European model simulates storm forms well off the East Coast in the middle of next week (

Yesterday, the models appeared to be converging on a major storm during the middle of next week which *might* produce a little snow at the tail end. (Temperatures were very marginal for supporting snow). Even in that scenario, the prospects of enough snow to last into Christmas were slim. But today, most model guidance takes the storm out to sea, with no precipitation.

Beyond next week’s non-storm, we still favor a cold pattern (although some guidance suggests normal to above normal temperatures) which could support snow. However, this cold pattern may also be dry.
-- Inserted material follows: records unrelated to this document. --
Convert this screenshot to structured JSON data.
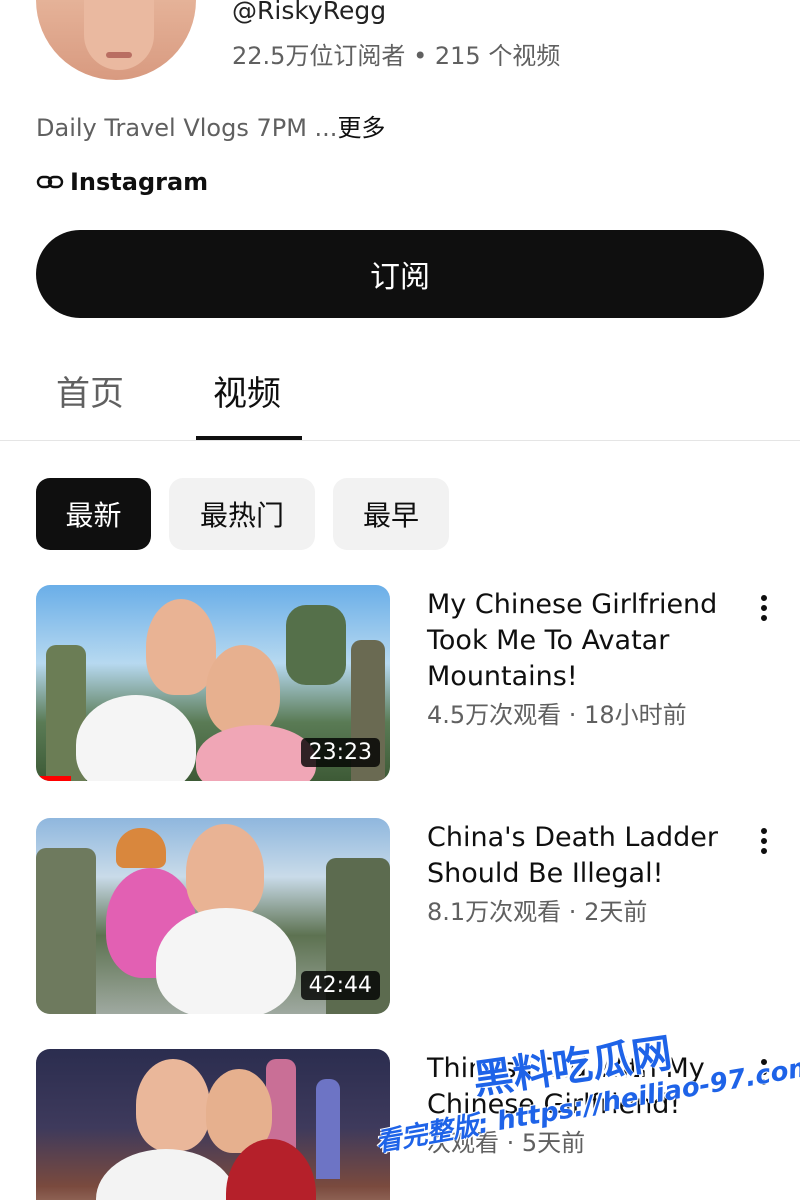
{
  "channel": {
    "handle": "@RiskyRegg",
    "subscribers": "22.5万位订阅者",
    "separator": "•",
    "video_count": "215 个视频",
    "bio": "Daily Travel Vlogs 7PM ...",
    "bio_more": "更多",
    "link_label": "Instagram",
    "subscribe_label": "订阅"
  },
  "tabs": [
    {
      "label": "首页",
      "active": false
    },
    {
      "label": "视频",
      "active": true
    }
  ],
  "filters": [
    {
      "label": "最新",
      "active": true
    },
    {
      "label": "最热门",
      "active": false
    },
    {
      "label": "最早",
      "active": false
    }
  ],
  "videos": [
    {
      "title": "My Chinese Girlfriend Took Me To Avatar Mountains!",
      "views": "4.5万次观看",
      "age": "18小时前",
      "duration": "23:23",
      "watched_fraction": 0.1
    },
    {
      "title": "China's Death Ladder Should Be Illegal!",
      "views": "8.1万次观看",
      "age": "2天前",
      "duration": "42:44"
    },
    {
      "title": "Things I Did With My Chinese Girlfriend!",
      "views": "次观看",
      "age": "5天前",
      "duration": ""
    }
  ],
  "watermark": {
    "brand": "黑料吃瓜网",
    "url_text": "看完整版: https://heiliao-97.com"
  },
  "colors": {
    "accent": "#0f0f0f",
    "progress": "#ff0000",
    "watermark": "#1e63e8"
  }
}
Notably absent in long range simulations (granted, these could still change) is an active southern jet stream which would pump moisture into the region.

From the look of things, the prospects of a big snowstorm before Christmas seem very low, but I can’t entirely rule out a “clipper”-like system from the northwest that could produce some lighter snows leading into the holiday.

The latest long-range snow cover output from the CFS and GFS models add to the pessismistic outlook.

The GFS model - for the fourth consecutive day - shows no snow on the ground Christmas day.

The GFS model simulates no snow in the Washington, D.C. metro region as of 7 p.m. Christmas Day. (

The CFS model - for the first time this week - shows no snow in any of its four simulations over the D.C. area. in the 5 days leading up to Christmas.

The CFS model forecasts for maximum snow depth from December 20 to December 25 indicate bare ground for the D.C. area. (

Taking all of this information together, I’m decreasing the odds of a White Christmas in D.C. from 15 percent yesterday to 10 percent today. A 10 percent chance of a White Christmas matches the low historical odds.

Related: How often does Washington, D.C. have a White Christmas?

Standard disclaimer: these forecasts more than a week into the future are very unreliable. They have not demonstrated the ability to accurately predict the weather this far out in time.

We’re showing you the models so we can see how they evolve (i.e. do they shift snowier, less snowy, or constantly flip flop?) and then, in hindsight, evaluate how well or poorly they simulated reality.

Previous White Christmas Trackers:

December 10, 2012
December 11, 2012

December 12, 2012